"Thriving" Exaggerator continues to impress Desormeaux
After walking on his day off Thursday, Exaggerator returned to the track Friday morning for an energetic gallop under regular exercise rider Peedy Landry. They went out shortly after 9 a.m. (EDT) and spent 15 minutes on Belmont Park's main track before heading back to the barn on their usual route through the paddock.
"I told Peedy after the gallop that's about as strong as I've ever seen him in Peedy's hands. I think it had a little bit to do with the weather, also to do with the fact that there was a set of workers behind him to get him pumped up," trainer Keith Desormeaux said. "The cool thing about Exaggerator is that he can control his emotions. As soon as those workers went by and Peedy asked him to settle, he pulled up pretty good. I couldn't ask for a better gallop."
Exaggerator, second to Nyquist in the Kentucky Derby (G1) May 7, is attempting to become the 12th horse to win the Preakness (G1) and Belmont S. (G1) after falling short in Louisville and the first since Afleet Alex. In all, 18 horses have swept the final two-thirds of the Triple Crown including seven that did not run in the Derby.

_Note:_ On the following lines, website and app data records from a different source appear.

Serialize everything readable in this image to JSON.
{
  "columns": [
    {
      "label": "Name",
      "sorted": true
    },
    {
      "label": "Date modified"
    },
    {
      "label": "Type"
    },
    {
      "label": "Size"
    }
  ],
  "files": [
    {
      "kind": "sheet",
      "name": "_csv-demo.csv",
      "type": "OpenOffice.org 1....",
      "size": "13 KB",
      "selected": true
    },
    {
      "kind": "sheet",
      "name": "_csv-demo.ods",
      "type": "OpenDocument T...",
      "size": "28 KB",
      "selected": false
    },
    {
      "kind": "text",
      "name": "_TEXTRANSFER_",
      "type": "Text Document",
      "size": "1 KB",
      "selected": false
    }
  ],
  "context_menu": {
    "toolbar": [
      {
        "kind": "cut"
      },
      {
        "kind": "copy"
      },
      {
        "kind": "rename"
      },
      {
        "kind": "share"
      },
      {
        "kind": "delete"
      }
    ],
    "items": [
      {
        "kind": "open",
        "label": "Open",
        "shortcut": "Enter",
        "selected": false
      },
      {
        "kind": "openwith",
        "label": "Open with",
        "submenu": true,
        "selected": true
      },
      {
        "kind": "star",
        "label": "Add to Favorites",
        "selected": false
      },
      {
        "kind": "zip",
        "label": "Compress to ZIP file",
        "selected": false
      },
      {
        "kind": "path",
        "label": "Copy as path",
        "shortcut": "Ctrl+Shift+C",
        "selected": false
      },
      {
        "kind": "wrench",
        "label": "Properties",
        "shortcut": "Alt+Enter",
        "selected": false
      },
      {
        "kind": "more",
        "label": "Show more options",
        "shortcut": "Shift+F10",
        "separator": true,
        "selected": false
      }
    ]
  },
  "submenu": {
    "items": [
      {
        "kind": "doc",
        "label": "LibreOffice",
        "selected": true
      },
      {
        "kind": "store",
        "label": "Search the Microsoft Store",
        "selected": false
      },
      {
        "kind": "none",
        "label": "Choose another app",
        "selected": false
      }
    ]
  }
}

"You know what's cool for me? There's no issues with this horse. He's eating well, the energy's there, the color is good," Desormeaux said. "As far as my preparation and the expectations of what we've done through the horse, I really can't ask my horse to be doing any better. He doesn't seem to be having or showing the rigors of three top races in five weeks. That's usually the number one concern, right? It looks like he's thriving off of it, so that's pretty cool."
Exaggerator would join elite company with a victory Saturday. The last Derby runner-up to win the Preakness and Belmont was Hall of Famer Nashua in 1955.
"He's a double crown winner if he does that. That's not bad. That's only one step away from a Triple Crown winner," Desormeaux said. "We might have coined a new phrase right there. Have you ever heard of a double crown winner before? There's a new one. He's got to win it first."
Desormeaux said Exaggerator will not go to the track Saturday but have a morning that is "as easy as possible."
"We'll walk him early. Usually when you do that they'll get back in the stall and conk out. He'll take a nap and if he gets looking like he wants another walk, we'll do that," he said. "For the most part we'll walk him early and then stay away from him, try to keep the noise level and antics in the barn away from him and let him rest. Again, he's smart. When he knows we're not asking him to do anything he will rest."
As per usual, Lani was out bright and early at 6:30 this morning, and the Japanese invader completed four circuits of Belmont's main track while either galloping, jogging or walking at various intervals.
After being led back to Barn 6, Lani was examined by Dr. Scott Palmer, the Executive Medical Director for New York State Gaming and Racing Commission, and pronounced good to go for the Belmont.
"He's ready," said trainer Mikio Matsunaga, who noted that the gray colt's regular rider, 16-time Japanese champion jockey Yutaka Take, arrived in New York Thursday.
Lani's connections are hoping for a fast track, as the son of Tapit is two-for-three under such conditions, including a win in the $2 million UAE Derby (G2) at Meydan.
"A little rain would be okay, but not a heavy rain," said the owner's agent, Keita Tanaka.
(Jessie Holmes/EquiSport Photos)